## AIM OF THE TASK
Extract all lines from the data beneath that include the word "Farmers".

Segment Start: THE INPUT

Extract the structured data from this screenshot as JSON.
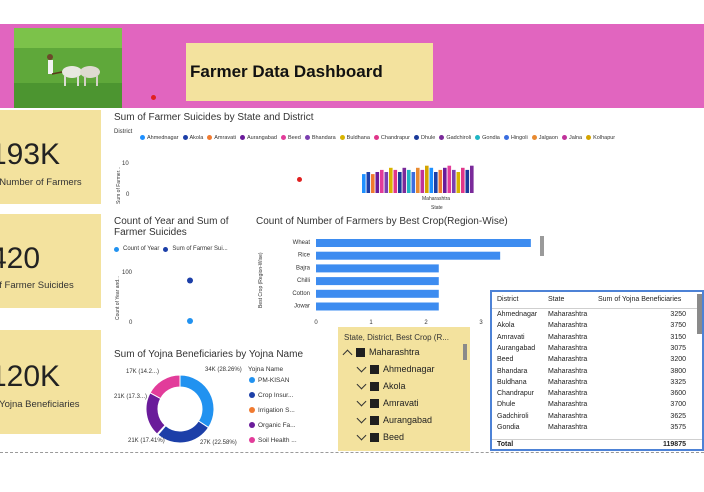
{
  "header": {
    "title": "Farmer Data Dashboard"
  },
  "kpis": [
    {
      "value": "193K",
      "label": "f Number of Farmers"
    },
    {
      "value": "420",
      "label": "of Farmer Suicides"
    },
    {
      "value": "120K",
      "label": "f Yojna Beneficiaries"
    }
  ],
  "colors": {
    "banner": "#e165bf",
    "card": "#f3e29e",
    "bar": "#3d8cf0",
    "table_border": "#4d82d6"
  },
  "chart_data": [
    {
      "type": "bar",
      "title": "Sum of Farmer Suicides by State and District",
      "legend_title": "District",
      "legend": [
        "Ahmednagar",
        "Akola",
        "Amravati",
        "Aurangabad",
        "Beed",
        "Bhandara",
        "Buldhana",
        "Chandrapur",
        "Dhule",
        "Gadchiroli",
        "Gondia",
        "Hingoli",
        "Jalgaon",
        "Jalna",
        "Kolhapur"
      ],
      "legend_colors": [
        "#1e90ff",
        "#1c3fa8",
        "#f07a30",
        "#6a1b9a",
        "#e23c9a",
        "#7b3fb0",
        "#d8b400",
        "#e0368a",
        "#1a3a9a",
        "#7a2a9a",
        "#1fb5c4",
        "#3a6ee0",
        "#e88a30",
        "#c0329a",
        "#d4a400"
      ],
      "xlabel": "State",
      "ylabel": "Sum of Farmer...",
      "x_tick": "Maharashtra",
      "y_ticks": [
        "0",
        "10"
      ],
      "ylim": [
        0,
        20
      ],
      "values": [
        9,
        10,
        9,
        10,
        11,
        10,
        12,
        11,
        10,
        12,
        11,
        10,
        12,
        11,
        13,
        12,
        10,
        11,
        12,
        13,
        11,
        10,
        12,
        11,
        13
      ]
    },
    {
      "type": "scatter",
      "title": "Count of Year and Sum of Farmer Suicides",
      "legend": [
        "Count of Year",
        "Sum of Farmer Sui..."
      ],
      "ylabel": "Count of Year and...",
      "y_ticks": [
        "0",
        "100"
      ],
      "ylim": [
        0,
        150
      ],
      "series": [
        {
          "name": "Count of Year",
          "values": [
            0
          ]
        },
        {
          "name": "Sum of Farmer Sui...",
          "values": [
            80
          ]
        }
      ]
    },
    {
      "type": "bar",
      "orientation": "horizontal",
      "title": "Count of Number of Farmers by Best Crop(Region-Wise)",
      "ylabel": "Best Crop (Region-Wise)",
      "categories": [
        "Wheat",
        "Rice",
        "Bajra",
        "Chilli",
        "Cotton",
        "Jowar"
      ],
      "values": [
        3.5,
        3,
        2,
        2,
        2,
        2
      ],
      "x_ticks": [
        "0",
        "1",
        "2",
        "3"
      ],
      "xlim": [
        0,
        3.6
      ]
    },
    {
      "type": "pie",
      "title": "Sum of Yojna Beneficiaries by Yojna Name",
      "legend_title": "Yojna Name",
      "legend": [
        "PM-KISAN",
        "Crop Insur...",
        "Irrigation S...",
        "Organic Fa...",
        "Soil Health ..."
      ],
      "colors": [
        "#2192f0",
        "#1c3fa8",
        "#f07a30",
        "#6a1b9a",
        "#e23c9a"
      ],
      "values": [
        34,
        27,
        0.5,
        21,
        17
      ],
      "labels": [
        "34K (28.26%)",
        "27K (22.58%)",
        "",
        "21K (17.41%)",
        "17K (14.2...)"
      ],
      "extra_label": "21K (17.3...)"
    }
  ],
  "slicer": {
    "title": "State, District, Best Crop (R...",
    "items": [
      "Maharashtra",
      "Ahmednagar",
      "Akola",
      "Amravati",
      "Aurangabad",
      "Beed"
    ]
  },
  "table": {
    "headers": [
      "District",
      "State",
      "Sum of Yojna Beneficiaries"
    ],
    "rows": [
      [
        "Ahmednagar",
        "Maharashtra",
        "3250"
      ],
      [
        "Akola",
        "Maharashtra",
        "3750"
      ],
      [
        "Amravati",
        "Maharashtra",
        "3150"
      ],
      [
        "Aurangabad",
        "Maharashtra",
        "3075"
      ],
      [
        "Beed",
        "Maharashtra",
        "3200"
      ],
      [
        "Bhandara",
        "Maharashtra",
        "3800"
      ],
      [
        "Buldhana",
        "Maharashtra",
        "3325"
      ],
      [
        "Chandrapur",
        "Maharashtra",
        "3600"
      ],
      [
        "Dhule",
        "Maharashtra",
        "3700"
      ],
      [
        "Gadchiroli",
        "Maharashtra",
        "3625"
      ],
      [
        "Gondia",
        "Maharashtra",
        "3575"
      ]
    ],
    "total_label": "Total",
    "total_value": "119875"
  }
}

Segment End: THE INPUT

## RESPONSE AREA
      "label": "f Number of Farmers"
      "title": "Count of Number of Farmers by Best Crop(Region-Wise)",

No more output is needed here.